According to Dewey progressive education focuses on the child’s powers and interests.
Many people have heard the term progressive education but are not sure how to define it. Progressive education is a time-tested philosophy, not something new and trendy. Progressive education is documented in university studies with proven results that benefit our children in the 21st century as much as they benefited the early adopters more than a century ago. The traditional approach to education is to compartmentalize subjects, each taught in isolation.
To give a bit of background on the reasoning behind progressive education, we can look back to one of its most vocal founders, John Dewey. Dewey writes, “The method is focused on the child’s powers and interests. If the child is thrown into a passive role as a student, absorbing information, the result is a waste of the child’s education” (Dewey, 1897). It is this shift from passive to active that creates deep learning in progressive settings. Teachers of progressive education find that some parents question the academic rigor and standards, mostly because the hands-on learning that takes place in a progressive model does look more fun and exciting than rote memorization. When children are engaged in the process of learning, it is exciting and fun, but that does not mean that it is any less rigorous. In fact, the opposite is often the case. Children who are motivated by what they are learning and who take part in making decisions find joy in taking on more challenges and push themselves in ways that are not possible in traditional classrooms. They also remember what they have learned and are more likely to be able to extend this understanding.

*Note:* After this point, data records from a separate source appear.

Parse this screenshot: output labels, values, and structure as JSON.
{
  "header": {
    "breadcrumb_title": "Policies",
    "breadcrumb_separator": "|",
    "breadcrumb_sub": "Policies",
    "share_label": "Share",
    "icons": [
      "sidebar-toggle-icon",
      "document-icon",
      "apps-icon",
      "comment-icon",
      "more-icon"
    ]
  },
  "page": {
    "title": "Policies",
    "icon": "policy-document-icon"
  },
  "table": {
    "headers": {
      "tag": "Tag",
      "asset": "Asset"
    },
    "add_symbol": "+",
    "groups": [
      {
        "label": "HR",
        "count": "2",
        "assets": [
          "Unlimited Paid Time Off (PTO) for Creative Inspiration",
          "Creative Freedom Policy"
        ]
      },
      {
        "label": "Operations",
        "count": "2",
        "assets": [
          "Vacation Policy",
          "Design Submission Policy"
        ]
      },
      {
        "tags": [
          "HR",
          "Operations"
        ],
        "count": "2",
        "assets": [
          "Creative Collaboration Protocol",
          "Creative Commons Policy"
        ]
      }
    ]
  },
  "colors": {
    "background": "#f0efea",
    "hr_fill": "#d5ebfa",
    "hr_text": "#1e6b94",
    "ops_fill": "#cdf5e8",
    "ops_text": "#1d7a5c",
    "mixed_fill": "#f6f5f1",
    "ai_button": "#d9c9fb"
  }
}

As adults, we should think of our own learning to put ourselves in our children’s shoes. Imagine being taught to drive a car from a text book, worksheets or even a video, or learning about the ocean without touching sand or shells. Now picture learning to drive, as most of us did, by being behind the wheel of the car with a teacher to guide you, or studying the ocean by collecting samples from a beach. While progressive education uses classroom activities, books and other methods to enhance learning, the experiential learning is what drives the study and generates questions to investigate. Teachers are very involved at every step, and are critical in shaping these investigations, but as in the driving example, the teacher guides the student. The student is the one who must master the material and demonstrate the skills necessary to be independent.
This leads to another question that often comes up; How do teachers assess children’s learning in a progressive model? Teachers rely less on traditional modes of assessments, such as tests, but more on individual assessments. Depending on the study and the student’s choice of presentation, this can vary in form. Some projects involve collaboration, and children build a model together. Others may result in individual projects or creative pieces. Children are asked to reflect on their learning and answer questions about the process, and teachers interview the students to measure their understanding. The difference between this and a standard test is that in the progressive model, there is an emphasis on problem solving, critical thinking, trial and error and collaboration. The learning process is valued as much as the final product, although children do delight in their creations as a culmination of their learning. How the problem was solved is as import as the answer. Did the child understand the process, can the child apply the process to other problems? Was a curious approach to the problem respected and given time to be explored? These are a few of the ways progressive education respects and encourages a child’s viewpoint and learning.
Progressive education is about challenging children to become creative problem solvers and independent thinkers who are motivated, resourceful, and collaborative communicators who are able to take risks. It is an approach to learning that places value on the process of learning within a strong academic environment. It is an understanding that children will need to enjoy the process of learning, to reach deep understanding in their studies. Children who learn through exploration, collaboration and investigation develop real-life skills that will pave the path to a successful future.